My mother did not have a job. Instead, she worked all day at home for free. I had a lot of chores as a kid, but they were all outside—splitting and stacking firewood, starting the fire in the furnace, keeping it going, dumping ashes, cutting the grass, tending the garden and all of those things. In terms of everything else, I was completely spoiled. Heck, I even brought laundry home from college to be cleaned. When I was out of clean clothes, it was time to visit the old homestead!
“What is this?” my wife, Renee, pointed at a glass not long after we married.
“It’s a glass,” I said.
“It is your second one today,” she said as seriously as if I had committed a crime.

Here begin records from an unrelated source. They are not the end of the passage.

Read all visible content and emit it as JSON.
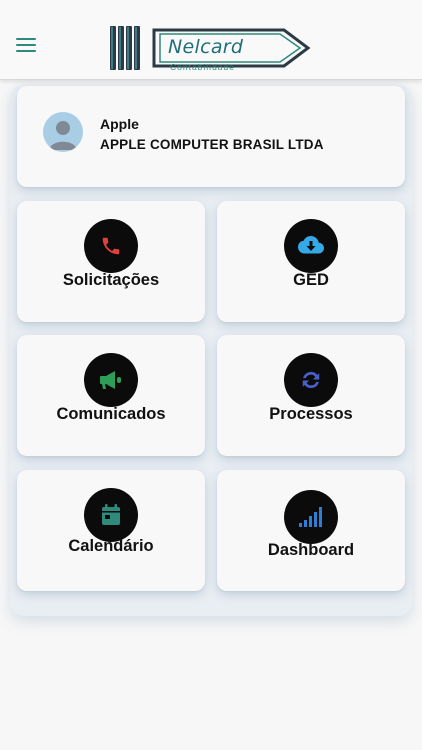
{
  "header": {
    "menu_icon": "hamburger-menu-icon",
    "logo": {
      "name": "Nelcard",
      "subtitle": "Contabilidade"
    }
  },
  "profile": {
    "avatar_icon": "user-avatar-icon",
    "name": "Apple",
    "company": "APPLE COMPUTER BRASIL LTDA"
  },
  "tiles": [
    {
      "label": "Solicitações",
      "icon": "phone-icon",
      "icon_color": "#e0413a"
    },
    {
      "label": "GED",
      "icon": "cloud-download-icon",
      "icon_color": "#35a9e8"
    },
    {
      "label": "Comunicados",
      "icon": "megaphone-icon",
      "icon_color": "#2e9e56"
    },
    {
      "label": "Processos",
      "icon": "sync-icon",
      "icon_color": "#4a5ec8"
    },
    {
      "label": "Calendário",
      "icon": "calendar-icon",
      "icon_color": "#2f8a7c"
    },
    {
      "label": "Dashboard",
      "icon": "signal-bars-icon",
      "icon_color": "#2d7fd6"
    }
  ],
  "colors": {
    "accent": "#2e8a7a",
    "background": "#f7f7f7",
    "card": "#f8f8f8",
    "icon_circle": "#0b0b0b"
  }
}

“The other glass was a coffee cup. It had coffee in it. I am drinking a pop now,” I said. Some of you may call pop by the name of soda or maybe Coke. In some parts of the south it is all Coke. Once, while in the Carolinas, I had Pepsi Coke and my wife had root beer Coke and my stepson had orange Coke.
“Do you really need two glasses per day?” my wife interrogated.
“N-n-n,” I stuttered, “No, I guess not. I used all sorts of glasses to drink from as a kid. I guess my mom did a lot of dishes.”
“I’m not your mother,” she said.
It wasn’t too many weeks later that she asked about why I used a new towel every day after showering, explaining that they could be used two days.
“I am sorry,” I said, “I just always have done that. My mom must have done a lot of laundry.”
“I bet she did,” Renee said, “I am not your mother.”
The following year there was a Sunday when my wife inquired about a gift, “What did you get me for Mother’s Day?”
“You’re not my mother,” I said. She never said a word in response, but her glare was sufficient. I have given her a gift for Mother’s Day every year since then. Whew.
I delivered The Erie Sunday Times as a kid, and I even won a trip to Europe with it. The contest was based on getting new subscribers, and my mother procured almost all of them. I used the profits from that route to get my first beagle, in 1985, for $75. My father bought a half-littermate. The pups were two weeks apart in age and both started chasing early. Mine at four months of age and dad’s at only 3 month’s old. I thought that was normal, and was disappointed in a pup that started at 6 months some years later, not realizing that 6 months is still fairly young.
Back then, you could not train dogs in the wild during the summer. So, If I wanted to listen to some hound music in between annual incarcerations at the school, I had to go to the beagle club. If dad was working day shift, it was my mom who drove me to the club. When I turned 16 and got a driver’s license she would let me borrow the car to go to the running pen, so long as no dog got on her vehicle’s upholstery.
Anyway, that first pup of mine, Duke, contracted parvo not long after he started chasing rabbits. One of the dangers of beagle clubs is the presence of viruses, especially in the wake of a field trial. At that time, a vaccine for parvovirus was relatively new, and even with the vaccine there are several strains. My young pup had diarrhea with blood and I was panicked. Off to the Veterinarian mom took me, where Duke was kept for over a week. He almost died.
My mother was a hair dresser, though they are now called cosmetologists. She did go to school, but never worked at the job once she had kids. Well, she did some. She would go into the homes of elderly people who preferred not to go to town. This was back when many women would have their hair “done” once per week. There were a number of customers that my mother saw during the day while my sister and I were in school. If we ordered a pizza for supper or went to a movie theater or anything like that it was most commonly my mother’s money that paid the way until we earned our own money; like the funds from a paper route. My paper route wasn’t going to finance the veterinarian bill. That would require hair cutting money. I remember crying when that pup was left at the clinic and crying when we picked him up. He had to be in the house for a few weeks, and I slept in a sleeping bag on the kitchen floor with him for that time period. I loved it. I was a little sad to have Duke return outside to the kennel with his half-sister.
I often think of all the times I ran dogs by travelling in mom’s taxi or her loaning her car to me. I think of how she would feed dogs for me if I had to be somewhere in the evening. I also think about how, when I was in college and Duke was getting old and had cancer she took care of having him euthanized. I was angry at the time, because I would have wanted to say goodbye to my first hound. I felt I should have taken him for that final ride. Mom knew best. She saw how I cried when he almost died as a puppy. I have had beagles for 32 years, and that last drive never gets easier, though I always do it. I wonder what she would think of the fact that my beagles are all in the house now. Happy Mother’s Day.